Indonesia (MNN) – Indonesia is crawling forward with plans to move its capital city from Jakarta on the island of Java, to the island of *Borneo. However, exactly where on Borneo the capital city will be moved is yet to be determined.
Currently, a national development planning agency is in the process of doing technical assessments of things such as soil conditions, ease of access for construction teams, and more. More than likely the area the capital is moved to will be specifically designed just for government use. In other words, they’re looking for a location which is in pristine condition and only needs to be developed.
It’s important the location is in pristine condition not just for the ease of access and a smoother development period, but it also helps keep costs low. The government is looking at spending around $74 million on the move. However, in previous years it would have taken much more than that just to move the capital city across the island of Java. With that said, the government is doing well at making the move as cost-effective as it can.
Why the move, though?
“While Indonesia sits in the ‘ring of fire’ of volcanic activity and earthquakes and things like that, Jakarta’s right on the coast and it’s right near where a lot of tectonic plates do shift. And so, that’s why there’s a lot of this settling going on and sinking [of] up to seven inches a year,” FMI’s Bruce Allen shares.

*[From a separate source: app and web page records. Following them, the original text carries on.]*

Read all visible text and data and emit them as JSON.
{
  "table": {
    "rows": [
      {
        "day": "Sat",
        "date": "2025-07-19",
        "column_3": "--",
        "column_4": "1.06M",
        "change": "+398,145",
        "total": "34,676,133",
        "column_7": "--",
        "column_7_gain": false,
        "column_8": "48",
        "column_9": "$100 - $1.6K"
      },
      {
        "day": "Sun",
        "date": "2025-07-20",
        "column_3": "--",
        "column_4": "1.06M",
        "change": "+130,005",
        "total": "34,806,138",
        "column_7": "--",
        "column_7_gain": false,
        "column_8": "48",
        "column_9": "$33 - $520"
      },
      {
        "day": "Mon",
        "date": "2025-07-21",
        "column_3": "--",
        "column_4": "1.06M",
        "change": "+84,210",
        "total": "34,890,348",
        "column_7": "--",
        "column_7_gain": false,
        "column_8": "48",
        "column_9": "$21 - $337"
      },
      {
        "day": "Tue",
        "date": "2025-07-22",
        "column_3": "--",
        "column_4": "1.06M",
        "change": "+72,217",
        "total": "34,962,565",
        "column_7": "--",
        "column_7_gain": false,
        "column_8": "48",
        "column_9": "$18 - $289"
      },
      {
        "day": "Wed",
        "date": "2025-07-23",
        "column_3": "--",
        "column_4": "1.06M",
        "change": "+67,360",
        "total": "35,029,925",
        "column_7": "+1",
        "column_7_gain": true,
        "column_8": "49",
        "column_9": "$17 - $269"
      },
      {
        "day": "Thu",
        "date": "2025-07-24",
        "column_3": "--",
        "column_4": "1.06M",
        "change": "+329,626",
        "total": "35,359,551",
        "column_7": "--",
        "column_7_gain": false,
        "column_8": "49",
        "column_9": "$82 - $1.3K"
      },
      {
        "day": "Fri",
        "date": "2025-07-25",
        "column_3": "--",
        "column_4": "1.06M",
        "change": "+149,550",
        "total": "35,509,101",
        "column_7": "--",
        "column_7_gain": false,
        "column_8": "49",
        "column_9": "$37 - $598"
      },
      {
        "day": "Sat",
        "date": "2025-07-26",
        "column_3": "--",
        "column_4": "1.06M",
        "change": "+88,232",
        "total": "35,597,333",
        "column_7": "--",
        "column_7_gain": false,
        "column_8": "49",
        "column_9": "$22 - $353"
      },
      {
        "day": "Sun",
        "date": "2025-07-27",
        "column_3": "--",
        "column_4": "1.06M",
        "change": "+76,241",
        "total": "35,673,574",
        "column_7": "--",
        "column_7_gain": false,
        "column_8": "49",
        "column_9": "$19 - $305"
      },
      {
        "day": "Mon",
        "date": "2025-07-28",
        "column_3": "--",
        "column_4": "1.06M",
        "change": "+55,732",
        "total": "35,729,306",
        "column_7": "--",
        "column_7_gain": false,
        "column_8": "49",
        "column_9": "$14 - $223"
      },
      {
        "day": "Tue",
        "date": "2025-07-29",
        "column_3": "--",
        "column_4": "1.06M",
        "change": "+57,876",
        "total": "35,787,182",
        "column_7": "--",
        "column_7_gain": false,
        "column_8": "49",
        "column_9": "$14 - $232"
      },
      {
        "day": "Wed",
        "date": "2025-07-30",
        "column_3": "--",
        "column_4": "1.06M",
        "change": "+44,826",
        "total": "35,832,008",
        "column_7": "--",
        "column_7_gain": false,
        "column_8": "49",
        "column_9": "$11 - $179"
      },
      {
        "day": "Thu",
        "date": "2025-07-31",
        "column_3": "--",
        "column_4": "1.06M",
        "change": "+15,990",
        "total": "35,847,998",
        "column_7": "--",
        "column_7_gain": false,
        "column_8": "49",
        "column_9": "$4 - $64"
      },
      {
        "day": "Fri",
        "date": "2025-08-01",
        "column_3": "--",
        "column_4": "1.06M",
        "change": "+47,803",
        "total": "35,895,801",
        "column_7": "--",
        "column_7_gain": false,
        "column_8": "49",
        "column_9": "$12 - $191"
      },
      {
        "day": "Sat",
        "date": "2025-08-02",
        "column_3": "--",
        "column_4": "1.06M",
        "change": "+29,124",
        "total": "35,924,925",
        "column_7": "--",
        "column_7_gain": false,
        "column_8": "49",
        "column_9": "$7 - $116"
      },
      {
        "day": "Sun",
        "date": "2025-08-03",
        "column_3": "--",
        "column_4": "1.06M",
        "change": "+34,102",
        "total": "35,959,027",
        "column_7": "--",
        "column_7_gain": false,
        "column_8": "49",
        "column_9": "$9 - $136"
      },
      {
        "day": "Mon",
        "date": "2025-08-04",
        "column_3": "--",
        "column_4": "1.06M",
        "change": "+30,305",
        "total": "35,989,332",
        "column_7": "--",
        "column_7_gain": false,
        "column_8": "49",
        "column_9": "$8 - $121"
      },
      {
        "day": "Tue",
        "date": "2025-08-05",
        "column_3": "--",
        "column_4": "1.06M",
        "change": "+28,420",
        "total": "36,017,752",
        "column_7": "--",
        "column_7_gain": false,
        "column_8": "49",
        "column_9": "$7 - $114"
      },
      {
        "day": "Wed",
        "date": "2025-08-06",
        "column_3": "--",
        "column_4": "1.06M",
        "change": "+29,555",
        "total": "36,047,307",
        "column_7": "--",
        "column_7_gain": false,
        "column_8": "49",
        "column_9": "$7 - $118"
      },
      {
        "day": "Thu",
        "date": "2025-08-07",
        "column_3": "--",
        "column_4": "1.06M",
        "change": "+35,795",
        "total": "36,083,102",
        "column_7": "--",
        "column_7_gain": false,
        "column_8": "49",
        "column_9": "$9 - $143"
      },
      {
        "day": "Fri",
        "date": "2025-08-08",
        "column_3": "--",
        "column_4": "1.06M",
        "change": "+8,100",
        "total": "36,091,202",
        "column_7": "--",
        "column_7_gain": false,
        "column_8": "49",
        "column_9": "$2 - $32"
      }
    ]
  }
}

Combined with the fact the island is literally sinking back into the ocean, Jakarta was originally designed to sustain 3 million to 5 million residents. The city has gone long past that threshold and is actually one of the largest metropolitan areas in the world. And with housing that many people over capacity, Jakarta can’t function properly as a city, for example with waste management. Even if the capital city wasn’t being moved off of the island, the verdict is it still needs to move somewhere else.
A less severe reason for the move is that the government wants to be more centrally located in the country. Java is one of the larger far east islands making up the country. This makes it difficult for Indonesian citizens on the other side of the country to participate in government or even access its government. On the other hand, Borneo is centrally located in the country.
And not only is Borneo centrally located, but it actually shares the island with two other countries: Malaysia and Brunei. Indonesia currently owns the largest portion of the island, which is called Kalimantan.
In the past year, FMI’s partners in Indonesia have seen a lot more development take place on Borneo, which is known for being rugged.
“You know, when we think of, say, you’re going to Borneo, you think of wild remote areas. And so, it really would need to be developed and that’s what’s happening,” Allen explains.
“But that’s even great for ministry because with new roads comes better access to the people who live at the end of that road. And so, new churches are getting established and launched as well. So, this potential shift of a capital actually presents some challenges and opportunity for increasing ministry in Indonesia.”
And there’s expected to be an influx of Indonesians migrated to Borneo as a result of the capital move. Part of this is because many of the people want to have their voice in the government, support politicians, and even lobby for certain political agendas.
“With the move of all those people has come a dramatic increase in the number of mosques that are being built and even a larger footprint for radical Islam,” Allen says. “And so it would be very strategic and important for FMI and for the Church, in general, to say, ‘We want to fortify the evangelical presence on that island. We need to be planting more churches, we need reach more people because more people are coming here.’”
In preparation for the move, FMI has begun supporting five more pastors on the island. However, there are many more who need the help. In fact, FMI has been helping pastors and church planters in Indonesia for the past 20 years, but it’s only been since 2012 that the ministry has had the opportunity to come alongside pastors and church planters on Borneo.
“There are hundreds of people groups across those 17,000 plus islands, about 6,000 … are inhabited. But more than 720 languages are spoken in Indonesia,” Allen shares. “Well, now the church planters in Borneo are saying ‘Wow, we can reach the different people groups of Indonesia much more easily because they’re coming to us.’”
Some churches on Borneo are already seeing growth in their church from this early migration. One of the ways many congregations on the island are inviting newcomers to their church is simply by being a good neighbor. They’re visiting these people when they move in, welcoming them to the community, and praying for them in their homes when they’re sick.
How to Pray and Help
And the answers to these prayers have been impactful. Many of these newcomers are realizing that Jesus cares about them and loves them. Allen shares it’s a concept foreign to people of the Islamic faith.
So please, pray for the government’s wisdom in this move, a smooth transition, and for stability in the country during this time. Pray also for FMI’s partners as they prepare to share Christ with even more people and adjust their current ministry life. Finally, ask God to open people’s hearts for evangelism and to the Gospel message.
And it only takes $120 a month to support a pastor or church planter in Indonesia. Will you help empower these Christians to share the Gospel message on Borneo?
*Borneo is also called Kalimantan by Indonesians.